The task -
Every line of the data below is to be given again as it appears, with the images removed.

Study material -
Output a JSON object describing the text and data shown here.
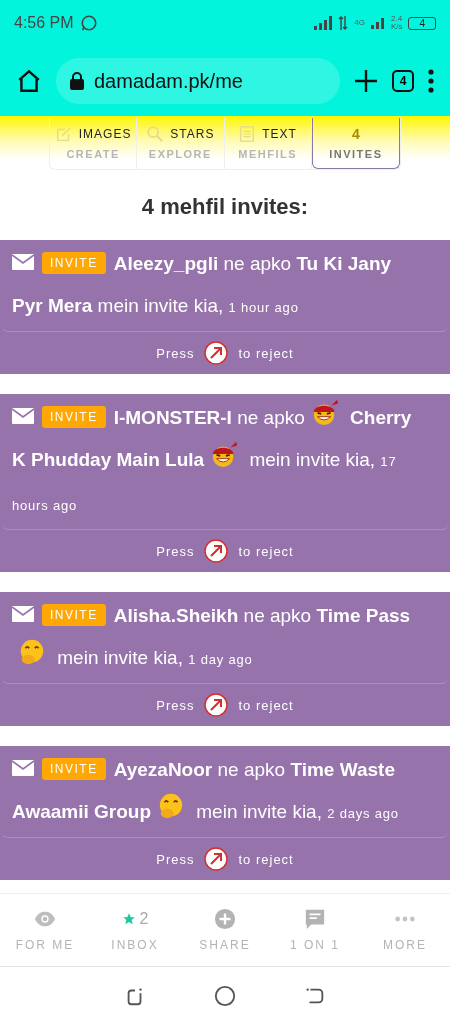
{
  "status_bar": {
    "time": "4:56 PM",
    "network": "4G",
    "speed": "2.4",
    "speed_unit": "K/s",
    "battery": "4"
  },
  "browser": {
    "url": "damadam.pk/me",
    "tab_count": "4"
  },
  "tabs": [
    {
      "label": "CREATE",
      "top_label": "IMAGES",
      "selected": false
    },
    {
      "label": "EXPLORE",
      "top_label": "STARS",
      "selected": false
    },
    {
      "label": "MEHFILS",
      "top_label": "TEXT",
      "selected": false
    },
    {
      "label": "INVITES",
      "count": "4",
      "selected": true
    }
  ],
  "heading": "4 mehfil invites:",
  "invites": [
    {
      "badge": "INVITE",
      "parts": [
        {
          "kind": "bold",
          "text": "Aleezy_pgli"
        },
        {
          "kind": "plain",
          "text": "ne apko"
        },
        {
          "kind": "bold",
          "text": "Tu Ki Jany"
        },
        {
          "kind": "bold",
          "text": "Pyr Mera"
        },
        {
          "kind": "plain",
          "text": "mein invite kia,"
        },
        {
          "kind": "time",
          "text": "1 hour ago"
        }
      ],
      "press": "Press",
      "reject": "to reject"
    },
    {
      "badge": "INVITE",
      "parts": [
        {
          "kind": "bold",
          "text": "I-MONSTER-I"
        },
        {
          "kind": "plain",
          "text": "ne apko"
        },
        {
          "kind": "bandana-emoji"
        },
        {
          "kind": "bold",
          "text": "Cherry"
        },
        {
          "kind": "bold",
          "text": "K Phudday Main Lula"
        },
        {
          "kind": "bandana-emoji"
        },
        {
          "kind": "plain",
          "text": "mein invite kia,"
        },
        {
          "kind": "time",
          "text": "17"
        },
        {
          "kind": "time",
          "text": "hours ago"
        }
      ],
      "press": "Press",
      "reject": "to reject"
    },
    {
      "badge": "INVITE",
      "parts": [
        {
          "kind": "bold",
          "text": "Alisha.Sheikh"
        },
        {
          "kind": "plain",
          "text": "ne apko"
        },
        {
          "kind": "bold",
          "text": "Time Pass"
        },
        {
          "kind": "giggle-emoji"
        },
        {
          "kind": "plain",
          "text": "mein invite kia,"
        },
        {
          "kind": "time",
          "text": "1 day ago"
        }
      ],
      "press": "Press",
      "reject": "to reject"
    },
    {
      "badge": "INVITE",
      "parts": [
        {
          "kind": "bold",
          "text": "AyezaNoor"
        },
        {
          "kind": "plain",
          "text": "ne apko"
        },
        {
          "kind": "bold",
          "text": "Time Waste"
        },
        {
          "kind": "bold",
          "text": "Awaamii Group"
        },
        {
          "kind": "giggle-emoji"
        },
        {
          "kind": "plain",
          "text": "mein invite kia,"
        },
        {
          "kind": "time",
          "text": "2 days ago"
        }
      ],
      "press": "Press",
      "reject": "to reject"
    }
  ],
  "bottom_nav": [
    {
      "label": "FOR ME"
    },
    {
      "label": "INBOX",
      "count": "2"
    },
    {
      "label": "SHARE"
    },
    {
      "label": "1 ON 1"
    },
    {
      "label": "MORE"
    }
  ]
}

Answer box -
Output a JSON object describing the text and data shown here.
{
  "status_bar": {
    "time": "4:56 PM",
    "network": "4G",
    "speed": "2.4",
    "speed_unit": "K/s",
    "battery": "4"
  },
  "browser": {
    "url": "damadam.pk/me",
    "tab_count": "4"
  },
  "tabs": [
    {
      "label": "CREATE",
      "top_label": "IMAGES",
      "selected": false
    },
    {
      "label": "EXPLORE",
      "top_label": "STARS",
      "selected": false
    },
    {
      "label": "MEHFILS",
      "top_label": "TEXT",
      "selected": false
    },
    {
      "label": "INVITES",
      "count": "4",
      "selected": true
    }
  ],
  "heading": "4 mehfil invites:",
  "invites": [
    {
      "badge": "INVITE",
      "parts": [
        {
          "kind": "bold",
          "text": "Aleezy_pgli"
        },
        {
          "kind": "plain",
          "text": "ne apko"
        },
        {
          "kind": "bold",
          "text": "Tu Ki Jany"
        },
        {
          "kind": "bold",
          "text": "Pyr Mera"
        },
        {
          "kind": "plain",
          "text": "mein invite kia,"
        },
        {
          "kind": "time",
          "text": "1 hour ago"
        }
      ],
      "press": "Press",
      "reject": "to reject"
    },
    {
      "badge": "INVITE",
      "parts": [
        {
          "kind": "bold",
          "text": "I-MONSTER-I"
        },
        {
          "kind": "plain",
          "text": "ne apko"
        },
        {
          "kind": "bandana-emoji"
        },
        {
          "kind": "bold",
          "text": "Cherry"
        },
        {
          "kind": "bold",
          "text": "K Phudday Main Lula"
        },
        {
          "kind": "bandana-emoji"
        },
        {
          "kind": "plain",
          "text": "mein invite kia,"
        },
        {
          "kind": "time",
          "text": "17"
        },
        {
          "kind": "time",
          "text": "hours ago"
        }
      ],
      "press": "Press",
      "reject": "to reject"
    },
    {
      "badge": "INVITE",
      "parts": [
        {
          "kind": "bold",
          "text": "Alisha.Sheikh"
        },
        {
          "kind": "plain",
          "text": "ne apko"
        },
        {
          "kind": "bold",
          "text": "Time Pass"
        },
        {
          "kind": "giggle-emoji"
        },
        {
          "kind": "plain",
          "text": "mein invite kia,"
        },
        {
          "kind": "time",
          "text": "1 day ago"
        }
      ],
      "press": "Press",
      "reject": "to reject"
    },
    {
      "badge": "INVITE",
      "parts": [
        {
          "kind": "bold",
          "text": "AyezaNoor"
        },
        {
          "kind": "plain",
          "text": "ne apko"
        },
        {
          "kind": "bold",
          "text": "Time Waste"
        },
        {
          "kind": "bold",
          "text": "Awaamii Group"
        },
        {
          "kind": "giggle-emoji"
        },
        {
          "kind": "plain",
          "text": "mein invite kia,"
        },
        {
          "kind": "time",
          "text": "2 days ago"
        }
      ],
      "press": "Press",
      "reject": "to reject"
    }
  ],
  "bottom_nav": [
    {
      "label": "FOR ME"
    },
    {
      "label": "INBOX",
      "count": "2"
    },
    {
      "label": "SHARE"
    },
    {
      "label": "1 ON 1"
    },
    {
      "label": "MORE"
    }
  ]
}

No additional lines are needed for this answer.